» Work instruction:
All lines holding the word "this" are to be copied from the records beneath.

» Exercise inputs:
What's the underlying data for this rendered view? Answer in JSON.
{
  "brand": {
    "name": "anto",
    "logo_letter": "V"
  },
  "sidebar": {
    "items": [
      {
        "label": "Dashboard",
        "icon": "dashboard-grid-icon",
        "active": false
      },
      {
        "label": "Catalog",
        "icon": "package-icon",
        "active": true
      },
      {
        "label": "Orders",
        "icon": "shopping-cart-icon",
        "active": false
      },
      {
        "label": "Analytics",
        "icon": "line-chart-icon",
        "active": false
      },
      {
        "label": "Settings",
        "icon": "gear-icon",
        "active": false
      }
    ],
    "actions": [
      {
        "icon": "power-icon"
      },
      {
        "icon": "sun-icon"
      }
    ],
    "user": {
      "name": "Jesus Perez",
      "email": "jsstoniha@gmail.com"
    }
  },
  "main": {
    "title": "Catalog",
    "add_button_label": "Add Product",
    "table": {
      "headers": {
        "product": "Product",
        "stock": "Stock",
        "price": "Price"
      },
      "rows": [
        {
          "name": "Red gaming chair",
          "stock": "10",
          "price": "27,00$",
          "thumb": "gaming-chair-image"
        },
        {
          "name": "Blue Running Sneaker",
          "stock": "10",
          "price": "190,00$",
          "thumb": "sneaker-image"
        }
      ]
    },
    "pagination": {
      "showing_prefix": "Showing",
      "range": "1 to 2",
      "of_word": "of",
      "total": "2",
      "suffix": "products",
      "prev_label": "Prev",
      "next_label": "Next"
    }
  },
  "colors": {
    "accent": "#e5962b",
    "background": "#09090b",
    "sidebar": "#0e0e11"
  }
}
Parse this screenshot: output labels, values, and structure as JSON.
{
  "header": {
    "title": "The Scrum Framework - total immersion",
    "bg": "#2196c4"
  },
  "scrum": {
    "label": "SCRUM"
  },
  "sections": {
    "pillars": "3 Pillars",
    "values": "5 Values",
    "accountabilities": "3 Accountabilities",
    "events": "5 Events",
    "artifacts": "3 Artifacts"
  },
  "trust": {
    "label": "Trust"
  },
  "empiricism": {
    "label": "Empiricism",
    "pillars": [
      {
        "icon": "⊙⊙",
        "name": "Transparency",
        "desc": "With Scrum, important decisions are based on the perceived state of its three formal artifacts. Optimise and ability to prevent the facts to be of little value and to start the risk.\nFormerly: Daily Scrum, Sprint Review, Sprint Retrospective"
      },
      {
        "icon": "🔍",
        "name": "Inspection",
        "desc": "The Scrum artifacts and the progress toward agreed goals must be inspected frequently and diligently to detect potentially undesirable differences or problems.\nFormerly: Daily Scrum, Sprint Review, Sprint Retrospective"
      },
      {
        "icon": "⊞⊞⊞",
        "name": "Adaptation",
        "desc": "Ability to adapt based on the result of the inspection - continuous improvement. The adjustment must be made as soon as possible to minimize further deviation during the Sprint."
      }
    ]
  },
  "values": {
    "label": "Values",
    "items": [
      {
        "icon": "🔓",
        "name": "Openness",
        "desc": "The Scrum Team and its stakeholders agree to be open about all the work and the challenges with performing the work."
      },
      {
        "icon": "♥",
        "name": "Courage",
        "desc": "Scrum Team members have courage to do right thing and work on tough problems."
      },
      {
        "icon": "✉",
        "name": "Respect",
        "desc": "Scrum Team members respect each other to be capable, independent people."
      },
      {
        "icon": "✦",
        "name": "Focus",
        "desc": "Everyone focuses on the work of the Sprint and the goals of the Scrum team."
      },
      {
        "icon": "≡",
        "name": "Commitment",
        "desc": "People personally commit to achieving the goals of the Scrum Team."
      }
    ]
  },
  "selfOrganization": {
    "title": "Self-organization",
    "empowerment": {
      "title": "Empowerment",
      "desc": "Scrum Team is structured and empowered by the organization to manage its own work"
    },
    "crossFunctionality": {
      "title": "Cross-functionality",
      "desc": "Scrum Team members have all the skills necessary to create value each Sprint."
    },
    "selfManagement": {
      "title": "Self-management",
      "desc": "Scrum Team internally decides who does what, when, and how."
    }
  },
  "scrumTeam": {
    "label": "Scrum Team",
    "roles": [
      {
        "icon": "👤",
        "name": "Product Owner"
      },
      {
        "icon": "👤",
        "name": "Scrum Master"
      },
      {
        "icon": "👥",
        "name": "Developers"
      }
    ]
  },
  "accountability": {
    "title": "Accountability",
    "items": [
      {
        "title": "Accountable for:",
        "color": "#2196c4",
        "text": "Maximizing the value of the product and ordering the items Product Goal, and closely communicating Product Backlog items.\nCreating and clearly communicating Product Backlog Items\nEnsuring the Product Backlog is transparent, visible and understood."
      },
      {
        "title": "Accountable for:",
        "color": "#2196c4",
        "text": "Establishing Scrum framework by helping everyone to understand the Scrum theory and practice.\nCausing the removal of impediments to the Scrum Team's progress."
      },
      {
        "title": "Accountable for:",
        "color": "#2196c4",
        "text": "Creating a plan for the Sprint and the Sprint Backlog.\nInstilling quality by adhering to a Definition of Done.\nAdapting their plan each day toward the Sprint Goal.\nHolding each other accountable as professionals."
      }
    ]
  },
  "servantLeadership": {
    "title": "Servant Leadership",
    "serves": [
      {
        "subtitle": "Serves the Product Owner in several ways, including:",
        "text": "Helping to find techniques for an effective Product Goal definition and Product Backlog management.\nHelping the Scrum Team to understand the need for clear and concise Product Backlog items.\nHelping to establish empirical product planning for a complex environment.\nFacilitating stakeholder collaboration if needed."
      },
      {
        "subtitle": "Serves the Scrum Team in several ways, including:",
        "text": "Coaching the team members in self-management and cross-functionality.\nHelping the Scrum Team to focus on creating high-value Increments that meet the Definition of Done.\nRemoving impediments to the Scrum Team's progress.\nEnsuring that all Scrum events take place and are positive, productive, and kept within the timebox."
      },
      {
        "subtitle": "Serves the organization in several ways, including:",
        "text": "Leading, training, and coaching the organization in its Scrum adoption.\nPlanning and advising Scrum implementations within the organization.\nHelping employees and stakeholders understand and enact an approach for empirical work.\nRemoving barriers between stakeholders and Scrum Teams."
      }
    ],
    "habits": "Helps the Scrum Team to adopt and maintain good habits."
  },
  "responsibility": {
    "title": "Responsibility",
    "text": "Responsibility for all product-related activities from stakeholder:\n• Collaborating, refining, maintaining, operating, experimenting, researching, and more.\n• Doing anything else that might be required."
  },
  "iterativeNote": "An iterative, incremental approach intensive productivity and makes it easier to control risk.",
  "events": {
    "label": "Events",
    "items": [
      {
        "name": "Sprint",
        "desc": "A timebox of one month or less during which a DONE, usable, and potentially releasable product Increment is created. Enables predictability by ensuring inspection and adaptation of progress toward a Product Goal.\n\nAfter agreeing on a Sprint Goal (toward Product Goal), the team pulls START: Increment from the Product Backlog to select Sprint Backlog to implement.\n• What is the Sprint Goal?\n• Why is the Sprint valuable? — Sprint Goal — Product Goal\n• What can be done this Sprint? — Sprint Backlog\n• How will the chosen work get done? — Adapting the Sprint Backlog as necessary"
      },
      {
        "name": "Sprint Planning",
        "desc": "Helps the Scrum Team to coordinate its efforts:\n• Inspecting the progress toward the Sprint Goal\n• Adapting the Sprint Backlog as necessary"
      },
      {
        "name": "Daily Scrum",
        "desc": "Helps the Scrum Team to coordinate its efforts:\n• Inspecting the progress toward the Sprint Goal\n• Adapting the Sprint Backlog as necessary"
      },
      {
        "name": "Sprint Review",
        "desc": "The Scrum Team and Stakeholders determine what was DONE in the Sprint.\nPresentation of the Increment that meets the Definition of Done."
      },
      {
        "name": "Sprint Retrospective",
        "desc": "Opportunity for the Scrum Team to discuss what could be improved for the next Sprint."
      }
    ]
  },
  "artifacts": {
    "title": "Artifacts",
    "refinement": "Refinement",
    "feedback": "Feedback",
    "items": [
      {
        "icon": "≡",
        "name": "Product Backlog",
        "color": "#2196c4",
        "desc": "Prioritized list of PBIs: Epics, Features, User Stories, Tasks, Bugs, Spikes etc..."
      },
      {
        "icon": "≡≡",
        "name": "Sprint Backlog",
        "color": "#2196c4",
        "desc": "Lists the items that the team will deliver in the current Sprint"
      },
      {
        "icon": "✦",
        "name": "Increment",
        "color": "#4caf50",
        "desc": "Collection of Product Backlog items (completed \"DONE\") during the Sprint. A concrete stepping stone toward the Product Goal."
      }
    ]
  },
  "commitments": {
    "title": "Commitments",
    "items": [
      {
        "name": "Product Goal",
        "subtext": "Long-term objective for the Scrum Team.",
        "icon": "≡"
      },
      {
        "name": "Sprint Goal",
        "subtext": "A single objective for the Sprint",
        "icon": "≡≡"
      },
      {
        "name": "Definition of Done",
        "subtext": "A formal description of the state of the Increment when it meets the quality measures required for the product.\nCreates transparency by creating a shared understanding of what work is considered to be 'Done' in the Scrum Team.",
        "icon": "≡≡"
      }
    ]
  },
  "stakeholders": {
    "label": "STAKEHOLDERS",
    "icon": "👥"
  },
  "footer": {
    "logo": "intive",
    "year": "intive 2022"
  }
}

» Completed exercise:
What's the underlying data for this rendered view? Answer in JSON.
Parse this screenshot: output labels, values, and structure as JSON.
        "desc": "A timebox of one month or less during which a DONE, usable, and potentially releasable product Increment is created. Enables predictability by ensuring inspection and adaptation of progress toward a Product Goal.\n\nAfter agreeing on a Sprint Goal (toward Product Goal), the team pulls START: Increment from the Product Backlog to select Sprint Backlog to implement.\n• What is the Sprint Goal?\n• Why is the Sprint valuable? — Sprint Goal — Product Goal\n• What can be done this Sprint? — Sprint Backlog\n• How will the chosen work get done? — Adapting the Sprint Backlog as necessary"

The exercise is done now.